### Exercise prompt
Each entry is to be given again precisely, and no picture may be carried over.

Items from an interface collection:
--*--
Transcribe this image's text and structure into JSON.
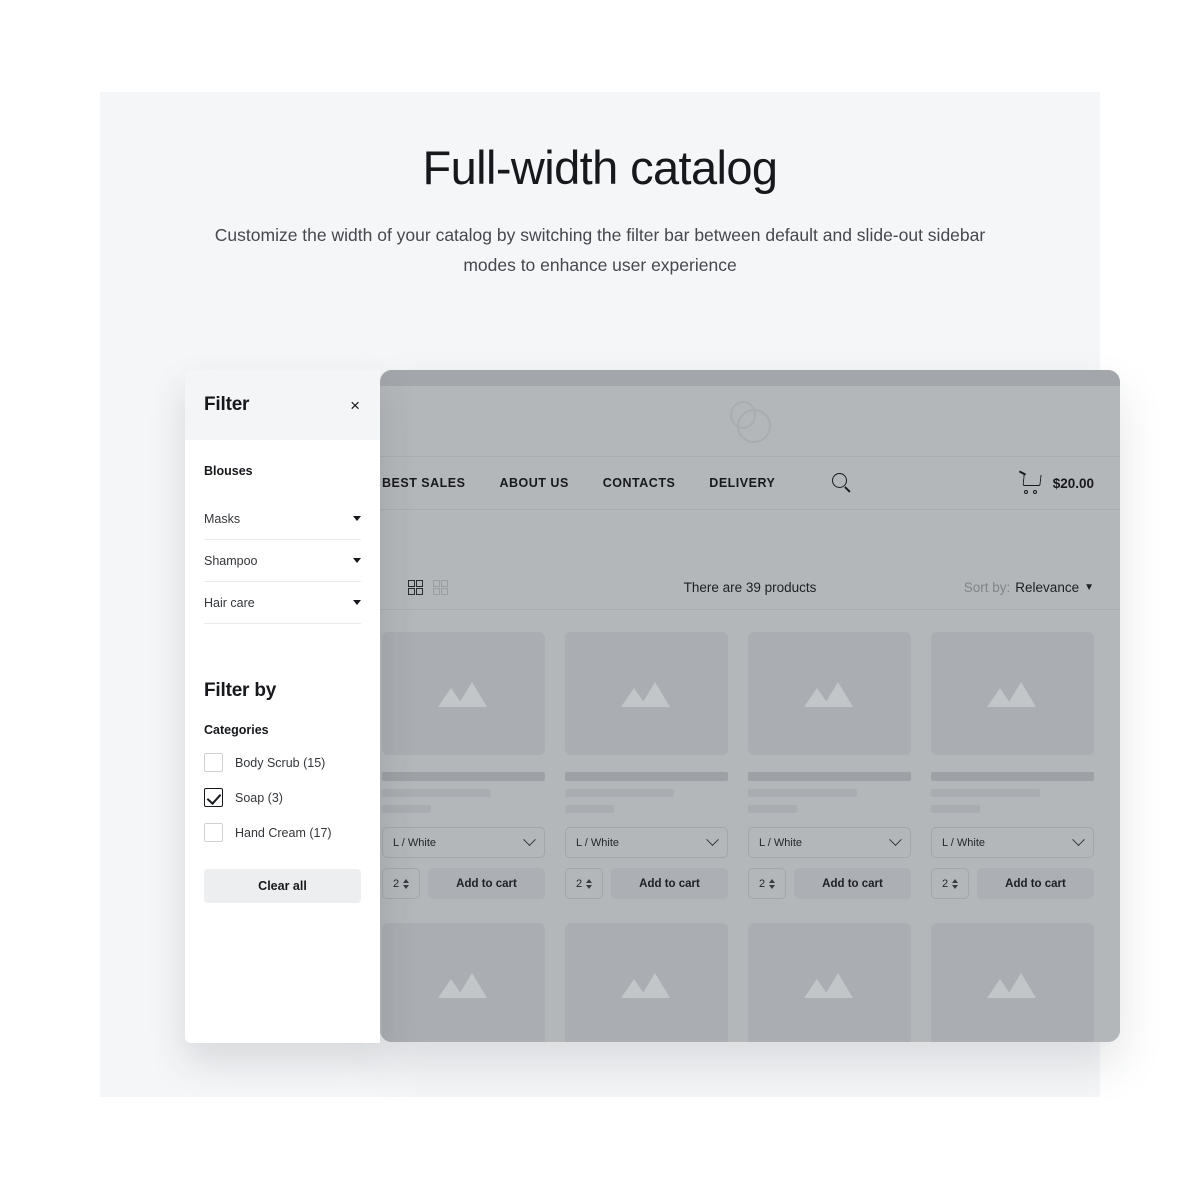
{
  "hero": {
    "title": "Full-width catalog",
    "subtitle": "Customize the width of your catalog by switching the filter bar between default and slide-out sidebar modes to enhance user experience"
  },
  "storefront": {
    "nav_links": [
      "BEST SALES",
      "ABOUT US",
      "CONTACTS",
      "DELIVERY"
    ],
    "search_icon": "search-icon",
    "cart_icon": "cart-icon",
    "cart_total": "$20.00",
    "sortbar": {
      "view_grid_icon": "grid-view-icon",
      "view_list_icon": "list-view-icon",
      "products_count": "There are 39 products",
      "sort_label": "Sort by:",
      "sort_value": "Relevance",
      "sort_caret": "chevron-down-icon"
    },
    "product": {
      "variant": "L / White",
      "quantity": "2",
      "add_to_cart": "Add to cart"
    },
    "product_cards": [
      {
        "variant": "L / White",
        "quantity": "2",
        "add_to_cart": "Add to cart"
      },
      {
        "variant": "L / White",
        "quantity": "2",
        "add_to_cart": "Add to cart"
      },
      {
        "variant": "L / White",
        "quantity": "2",
        "add_to_cart": "Add to cart"
      },
      {
        "variant": "L / White",
        "quantity": "2",
        "add_to_cart": "Add to cart"
      }
    ]
  },
  "filter_panel": {
    "title": "Filter",
    "close_label": "×",
    "category_heading": "Blouses",
    "accordions": [
      {
        "label": "Masks"
      },
      {
        "label": "Shampoo"
      },
      {
        "label": "Hair care"
      }
    ],
    "filter_by_title": "Filter by",
    "filter_by_sub": "Categories",
    "checkboxes": [
      {
        "label": "Body Scrub (15)",
        "checked": false
      },
      {
        "label": "Soap (3)",
        "checked": true
      },
      {
        "label": "Hand Cream (17)",
        "checked": false
      }
    ],
    "clear_all": "Clear all"
  },
  "colors": {
    "page_bg": "#ffffff",
    "panel_bg": "#f5f6f8",
    "mockup_bg": "#b4b7ba",
    "mockup_chrome": "#a3a6aa",
    "text_dark": "#16181c",
    "text_muted": "#45484d"
  }
}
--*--
### Answer section
Transcribe this image's text and structure into JSON.
{
  "hero": {
    "title": "Full-width catalog",
    "subtitle": "Customize the width of your catalog by switching the filter bar between default and slide-out sidebar modes to enhance user experience"
  },
  "storefront": {
    "nav_links": [
      "BEST SALES",
      "ABOUT US",
      "CONTACTS",
      "DELIVERY"
    ],
    "search_icon": "search-icon",
    "cart_icon": "cart-icon",
    "cart_total": "$20.00",
    "sortbar": {
      "view_grid_icon": "grid-view-icon",
      "view_list_icon": "list-view-icon",
      "products_count": "There are 39 products",
      "sort_label": "Sort by:",
      "sort_value": "Relevance",
      "sort_caret": "chevron-down-icon"
    },
    "product": {
      "variant": "L / White",
      "quantity": "2",
      "add_to_cart": "Add to cart"
    },
    "product_cards": [
      {
        "variant": "L / White",
        "quantity": "2",
        "add_to_cart": "Add to cart"
      },
      {
        "variant": "L / White",
        "quantity": "2",
        "add_to_cart": "Add to cart"
      },
      {
        "variant": "L / White",
        "quantity": "2",
        "add_to_cart": "Add to cart"
      },
      {
        "variant": "L / White",
        "quantity": "2",
        "add_to_cart": "Add to cart"
      }
    ]
  },
  "filter_panel": {
    "title": "Filter",
    "close_label": "×",
    "category_heading": "Blouses",
    "accordions": [
      {
        "label": "Masks"
      },
      {
        "label": "Shampoo"
      },
      {
        "label": "Hair care"
      }
    ],
    "filter_by_title": "Filter by",
    "filter_by_sub": "Categories",
    "checkboxes": [
      {
        "label": "Body Scrub (15)",
        "checked": false
      },
      {
        "label": "Soap (3)",
        "checked": true
      },
      {
        "label": "Hand Cream (17)",
        "checked": false
      }
    ],
    "clear_all": "Clear all"
  },
  "colors": {
    "page_bg": "#ffffff",
    "panel_bg": "#f5f6f8",
    "mockup_bg": "#b4b7ba",
    "mockup_chrome": "#a3a6aa",
    "text_dark": "#16181c",
    "text_muted": "#45484d"
  }
}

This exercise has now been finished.